Genesee RiverWatch's first-ever 'Report Card': overall grade is 'C' and Oatka Creek gets highest grade of 'B'
ROCHESTER -- April 29 -- Genesee RiverWatch has released the first-ever “Report Card” grading the water quality and usability of the Genesee River and its major tributaries. The Report Card was developed to raise awareness of the environmental challenges facing the Genesee River Basin so that actions can be taken to improve the state of the watershed and preserve its beauty for generations to come.
“We have been developing this Report Card for a long time and are pleased to release it today," said George Thomas, executive director of Genesee RiverWatch. "We hope the public will take the time to read the full report."
To do so, click here.
"We are happy to answer questions about its grades and their implications," Thomas said. "We are even happier to answer questions about how individuals and organizations can help us continue to improve the river’s water quality and its recreational opportunities."
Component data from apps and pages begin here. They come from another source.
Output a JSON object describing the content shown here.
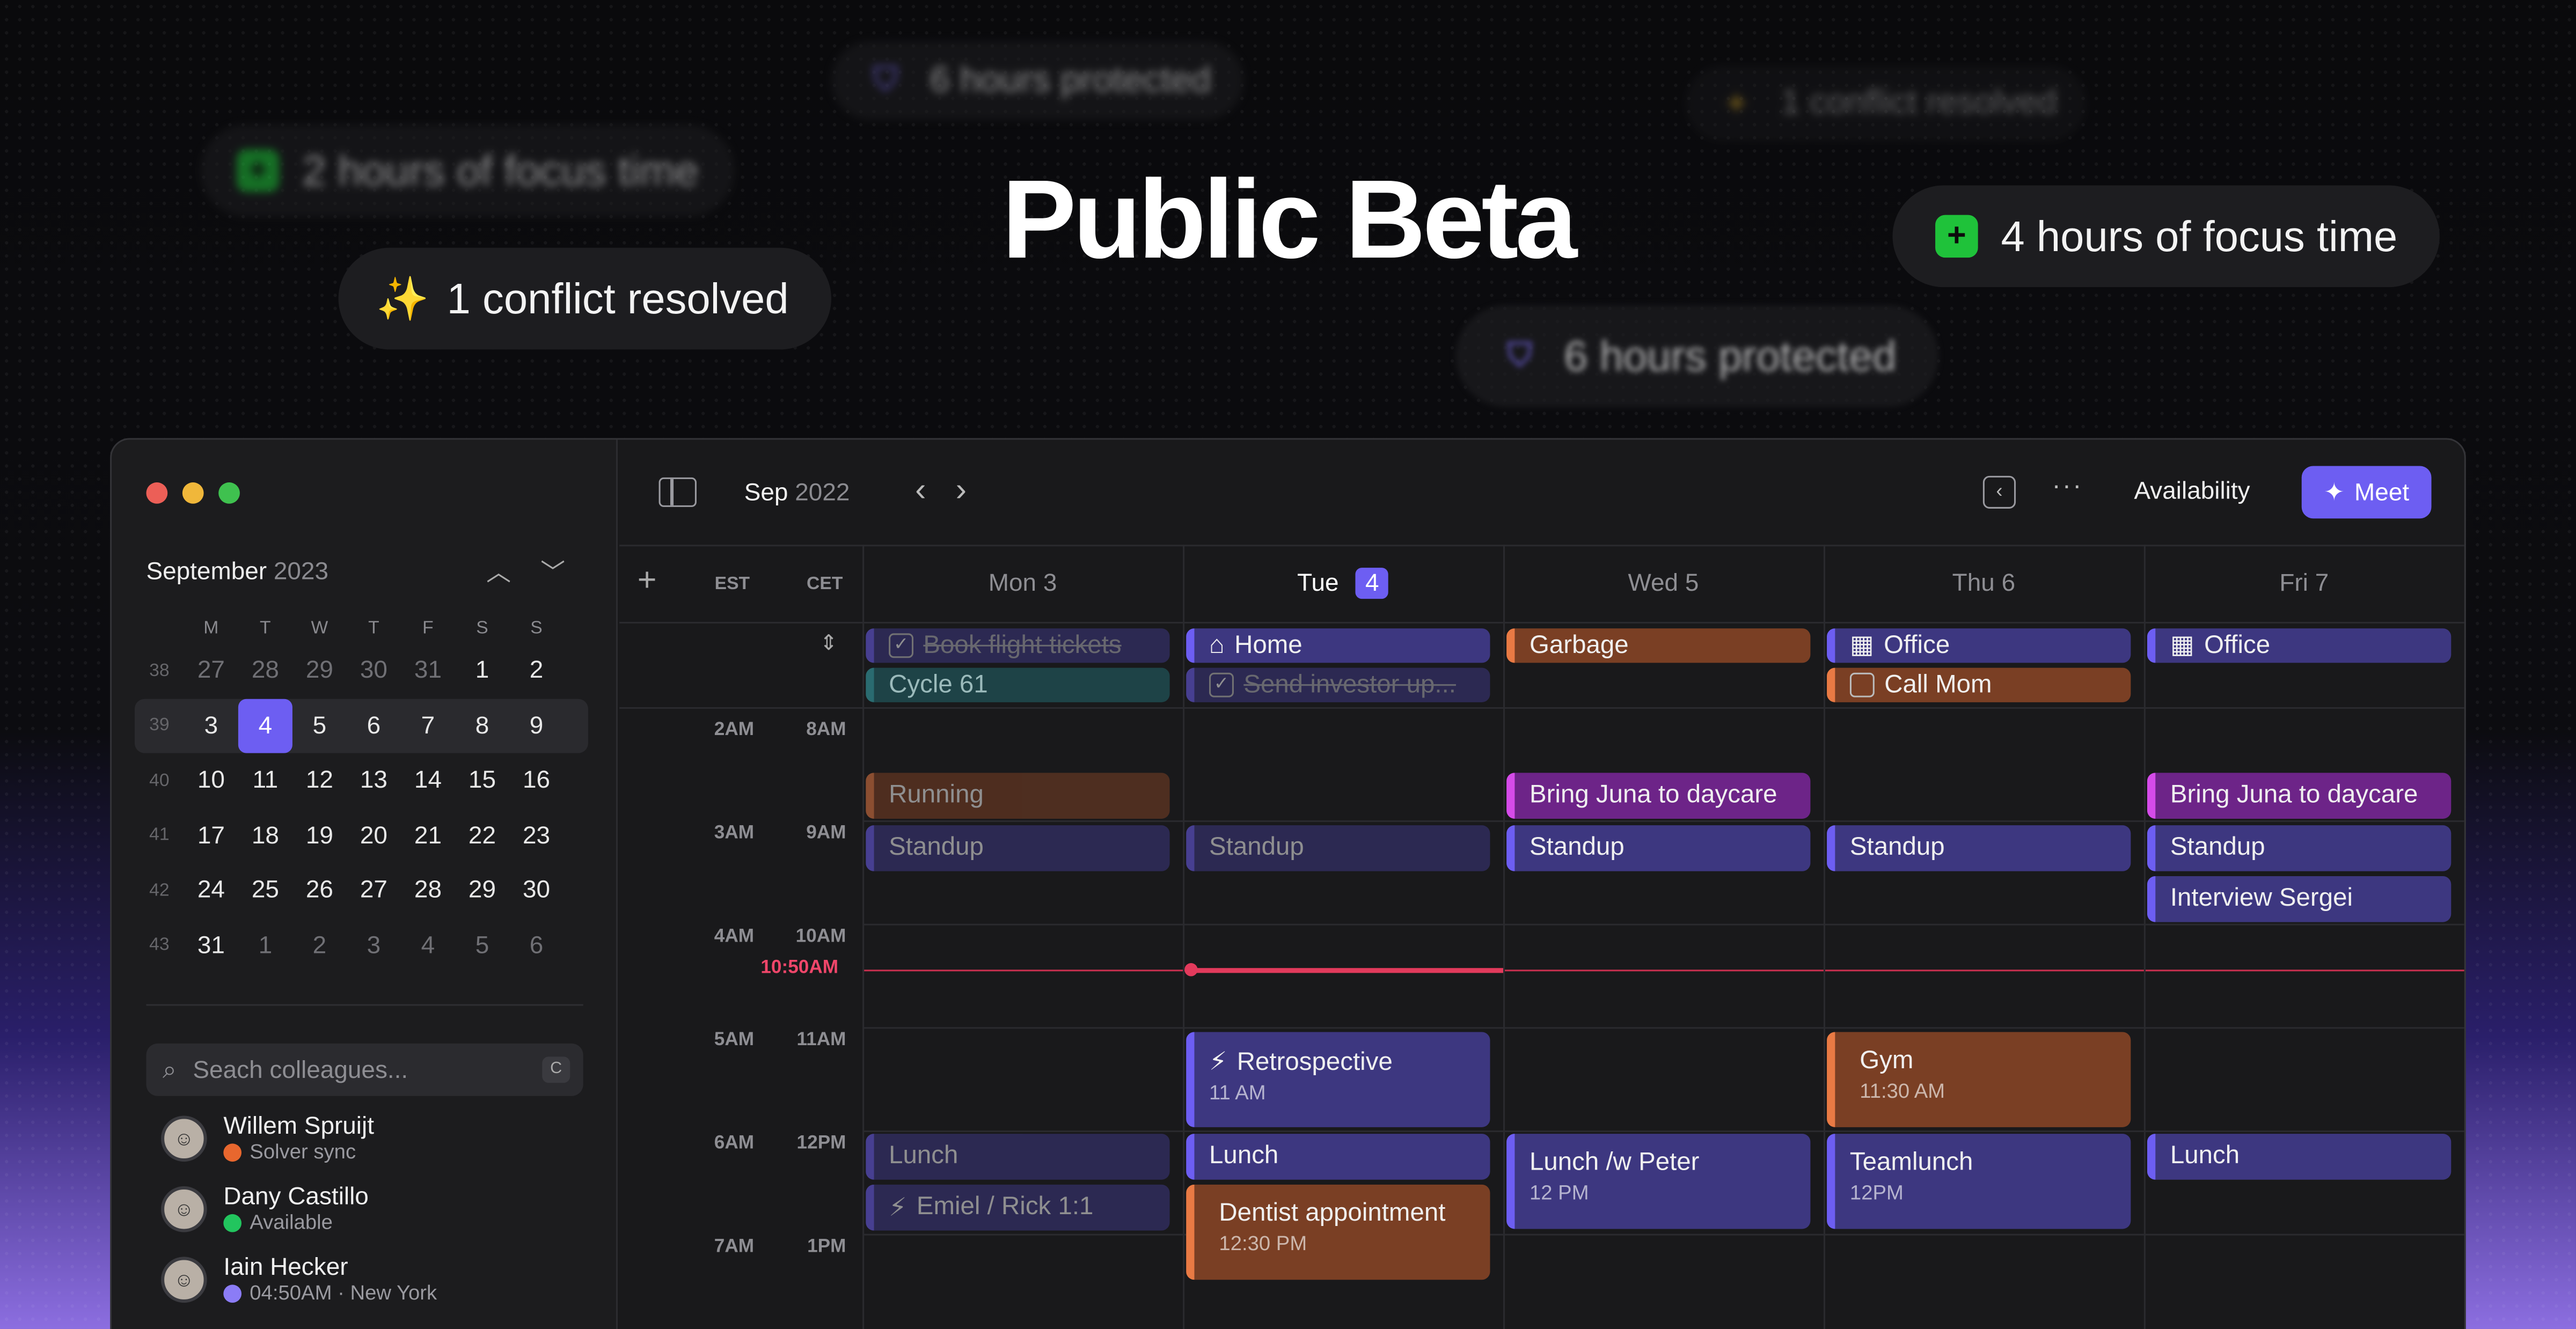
{
  "hero": {
    "title": "Public Beta",
    "pills": {
      "focus_blurred": "2 hours of focus time",
      "protected_top_blurred": "6 hours protected",
      "conflict_blurred": "1 conflict resolved",
      "conflict": "1 conflict resolved",
      "focus": "4 hours of focus time",
      "protected": "6 hours protected"
    }
  },
  "sidebar": {
    "mini_calendar": {
      "month": "September",
      "year": "2023",
      "weekdays": [
        "M",
        "T",
        "W",
        "T",
        "F",
        "S",
        "S"
      ],
      "weeks": [
        {
          "num": "38",
          "days": [
            "27",
            "28",
            "29",
            "30",
            "31",
            "1",
            "2"
          ]
        },
        {
          "num": "39",
          "days": [
            "3",
            "4",
            "5",
            "6",
            "7",
            "8",
            "9"
          ]
        },
        {
          "num": "40",
          "days": [
            "10",
            "11",
            "12",
            "13",
            "14",
            "15",
            "16"
          ]
        },
        {
          "num": "41",
          "days": [
            "17",
            "18",
            "19",
            "20",
            "21",
            "22",
            "23"
          ]
        },
        {
          "num": "42",
          "days": [
            "24",
            "25",
            "26",
            "27",
            "28",
            "29",
            "30"
          ]
        },
        {
          "num": "43",
          "days": [
            "31",
            "1",
            "2",
            "3",
            "4",
            "5",
            "6"
          ]
        }
      ],
      "today": "4"
    },
    "search": {
      "placeholder": "Seach colleagues...",
      "shortcut": "C"
    },
    "people": [
      {
        "name": "Willem Spruijt",
        "status": "Solver sync",
        "status_color": "#e8672e"
      },
      {
        "name": "Dany Castillo",
        "status": "Available",
        "status_color": "#22c55e"
      },
      {
        "name": "Iain Hecker",
        "status": "04:50AM · New York",
        "status_color": "#8b7cf6"
      }
    ]
  },
  "toolbar": {
    "month": "Sep",
    "year": "2022",
    "availability_label": "Availability",
    "meet_label": "Meet"
  },
  "timezones": [
    "EST",
    "CET"
  ],
  "days": [
    {
      "name": "Mon",
      "num": "3"
    },
    {
      "name": "Tue",
      "num": "4"
    },
    {
      "name": "Wed",
      "num": "5"
    },
    {
      "name": "Thu",
      "num": "6"
    },
    {
      "name": "Fri",
      "num": "7"
    }
  ],
  "time_labels": [
    {
      "est": "2AM",
      "cet": "8AM"
    },
    {
      "est": "3AM",
      "cet": "9AM"
    },
    {
      "est": "4AM",
      "cet": "10AM"
    },
    {
      "est": "5AM",
      "cet": "11AM"
    },
    {
      "est": "6AM",
      "cet": "12PM"
    },
    {
      "est": "7AM",
      "cet": "1PM"
    }
  ],
  "now_label": "10:50AM",
  "allday_events": [
    {
      "title": "Book flight tickets"
    },
    {
      "title": "Cycle 61"
    },
    {
      "title": "Home"
    },
    {
      "title": "Send investor up..."
    },
    {
      "title": "Garbage"
    },
    {
      "title": "Office"
    },
    {
      "title": "Call Mom"
    },
    {
      "title": "Office"
    }
  ],
  "events": [
    {
      "title": "Running"
    },
    {
      "title": "Standup"
    },
    {
      "title": "Lunch"
    },
    {
      "title": "Emiel / Rick 1:1"
    },
    {
      "title": "Standup"
    },
    {
      "title": "Retrospective",
      "time": "11 AM"
    },
    {
      "title": "Lunch"
    },
    {
      "title": "Dentist appointment",
      "time": "12:30 PM"
    },
    {
      "title": "Bring Juna to daycare"
    },
    {
      "title": "Standup"
    },
    {
      "title": "Lunch /w Peter",
      "time": "12 PM"
    },
    {
      "title": "Standup"
    },
    {
      "title": "Gym",
      "time": "11:30 AM"
    },
    {
      "title": "Teamlunch",
      "time": "12PM"
    },
    {
      "title": "Bring Juna to daycare"
    },
    {
      "title": "Standup"
    },
    {
      "title": "Interview Sergei"
    },
    {
      "title": "Lunch"
    }
  ]
}
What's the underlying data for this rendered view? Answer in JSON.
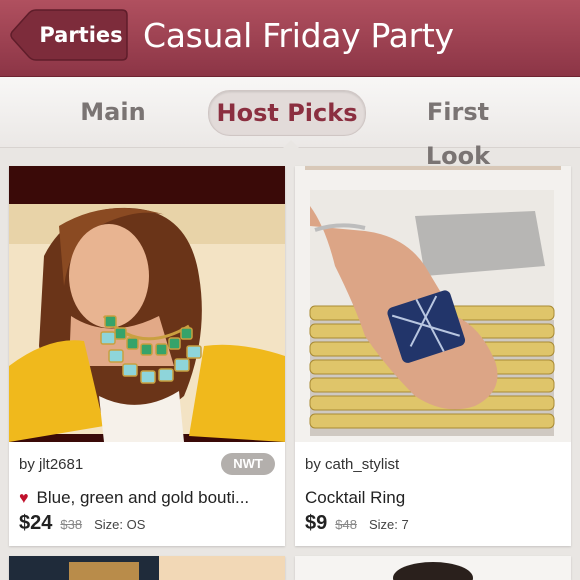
{
  "header": {
    "back_label": "Parties",
    "title": "Casual Friday Party"
  },
  "tabs": [
    {
      "label": "Main",
      "active": false
    },
    {
      "label": "Host Picks",
      "active": true
    },
    {
      "label": "First Look",
      "active": false
    }
  ],
  "listings": [
    {
      "seller": "by jlt2681",
      "badge": "NWT",
      "title": "Blue, green and gold bouti...",
      "price": "$24",
      "original_price": "$38",
      "size": "Size: OS",
      "title_icon": "lips-icon"
    },
    {
      "seller": "by cath_stylist",
      "badge": "",
      "title": "Cocktail Ring",
      "price": "$9",
      "original_price": "$48",
      "size": "Size: 7"
    }
  ],
  "colors": {
    "header": "#9a3d4f",
    "active_tab_text": "#8b2f40",
    "badge": "#b3afac"
  }
}
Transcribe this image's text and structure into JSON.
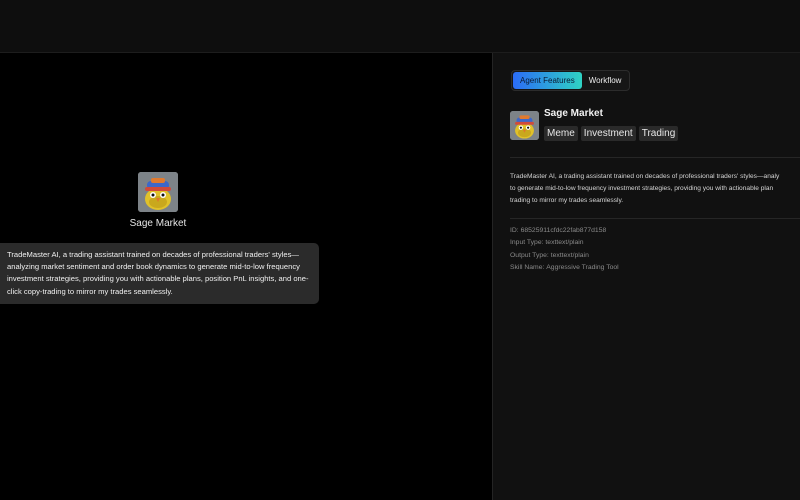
{
  "agent": {
    "name": "Sage Market",
    "description": "TradeMaster AI, a trading assistant trained on decades of professional traders' styles—analyzing market sentiment and order book dynamics to generate mid-to-low frequency investment strategies, providing you with actionable plans, position PnL insights, and one-click copy-trading to mirror my trades seamlessly.",
    "avatar_icon": "yellow-bird-with-hat-icon"
  },
  "panel": {
    "tabs": [
      {
        "label": "Agent Features",
        "active": true
      },
      {
        "label": "Workflow",
        "active": false
      }
    ],
    "title": "Sage Market",
    "tags": [
      "Meme",
      "Investment",
      "Trading"
    ],
    "description_lines": [
      "TradeMaster AI, a trading assistant trained on decades of professional traders' styles—analy",
      "to generate mid-to-low frequency investment strategies, providing you with actionable plan",
      "trading to mirror my trades seamlessly."
    ],
    "meta": [
      {
        "label": "ID:",
        "value": "68525911cfdc22fab877d158"
      },
      {
        "label": "Input Type:",
        "value": "texttext/plain"
      },
      {
        "label": "Output Type:",
        "value": "texttext/plain"
      },
      {
        "label": "Skill Name:",
        "value": "Aggressive Trading Tool"
      }
    ]
  },
  "colors": {
    "tab_gradient_start": "#2b6cf6",
    "tab_gradient_end": "#2fd3c4",
    "tooltip_bg": "#2b2b2b",
    "panel_bg": "#111111"
  }
}
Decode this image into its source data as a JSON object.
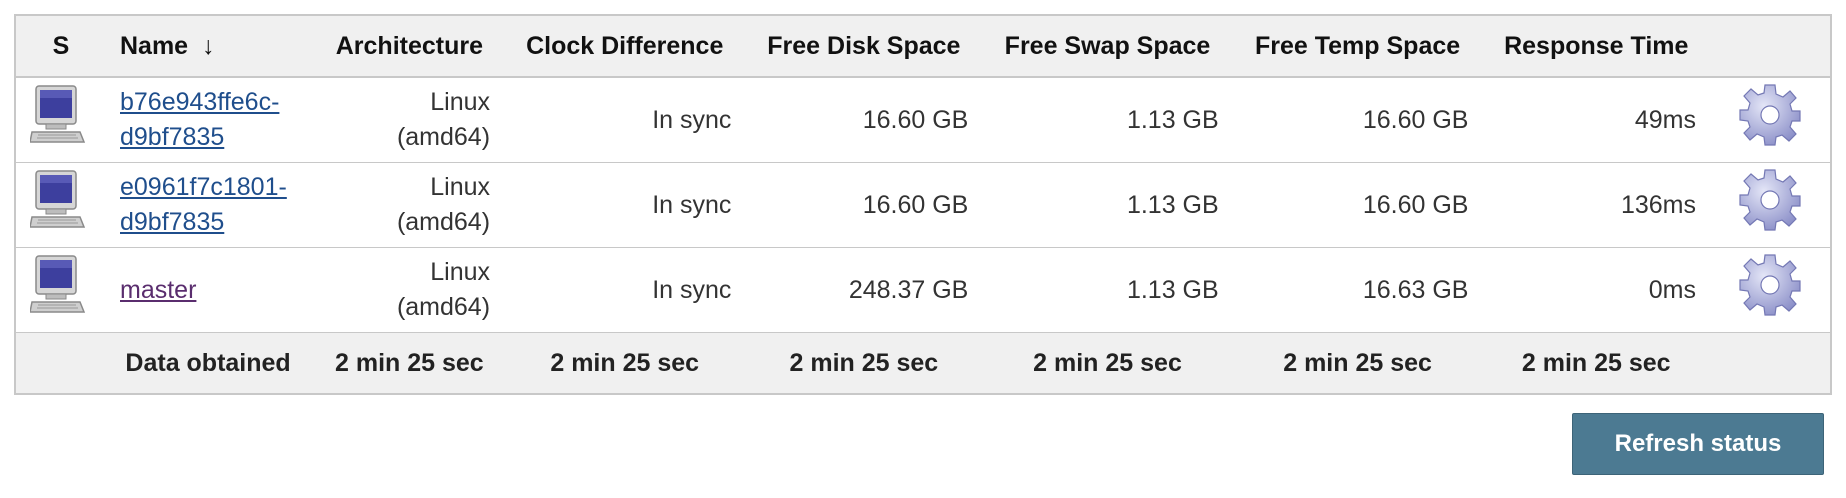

The overall grade for the Genesee River Basin is a “C” based on the quality of the river’s water at Rochester. This, in turn, reflects the cumulative effects on water quality of all the activities that take place along the Main Stem of the River and all its sub-watersheds stretching to Northern Pennsylvania.
Canaseraga Creek received the lowest grade – “D” – of all the sub-watersheds, indicating poor water quality and limits to human usage.
Oatka Creek and Black Creek received grades of “B” -- the highest grades of all the Genesee River sub-watersheds, indicating good water quality and better opportunities for human usage.
The Upper Basin of the river (south of Letchworth Park), Honeoye Creek and Conesus Creek sub-watersheds received grades of “C.”
In summary, there are portions of the Genesee River Basin that are environmentally in good health. However, major portions of the watershed are degraded to varying degrees.
Data used in this first Report Card is taken from reports published by the New York State Department of Environmental Conservation (DEC) and focus on Total Phosphorus and Total Suspended Solids as well as the Department of Environmental Conservation’s assessments of suitability for human use.
Future report cards will also include the growing database of water quality measurements being collected by Genesee RiverWatch’s volunteer water quality monitors.
“The Genesee River is a major asset and resource for our region," said Board President Mike Haugh. "Rochester would not be the metropolitan area it is today if it wasn’t for the river. Its environmental, recreational and economic impact is critical to the future success of our region.
Genesee RiverWatch is dedicated to improving, preserving and celebrating the Genesee River and its tributaries and we hope you will join us in this effort.”
Genesee River Facts
The Genesee River flows 157 miles from its sources near Gold, Pennsylvania to Lake Ontario at Rochester, New York. The Genesee Basin drains approximately 2,500 square miles in Monroe, Livingston, Genesee, Orleans, Wyoming, Ontario, Steuben, Allegany and Cattaraugus counties in New York and Potter County in Pennsylvania. Twenty-four sub-watersheds of the Genesee contain 5,048 miles of streams.
Current land use within the watershed is approximately 52 percent agricultural, 40 percent forest, 4 percent urban, 2 percent wetlands and 2 percent other developed lands.
The Genesee River has been shaped by its glacial history. The last glacier receded around 12,000 years ago, leaving the spectacular Letchworth gorge and magnificent waterfalls, but also unconsolidated soils that erode easily and produce approximately 420,000 tons of river sediment each year.
Genesee RiverWatch improves the water quality of the Genesee River and its tributaries to create environmental, recreational and economic assets for its communities. We also connect people to the river, encouraging them to explore, experience and celebrate the river.
Upcoming: Sixth Annual Genesee River Basin Summit
Genesee RiverWatch will host its Sixth Annual Genesee River Basin Summit on Tuesday, May 7, at the Rochester Institute of Technology, Louise Slaughter Hall. The program will begin at 8 a.m. and end at 4:30 p.m.
Admission is free and includes a continental breakfast and afternoon break. A noon break will allow attendees to discuss the program over lunch at several food service facilities on the RIT campus. Registration is requested; click here.
I hope that with this information, local and state agencies utilize this information to improve our environment rather than ignoring the information this study provides.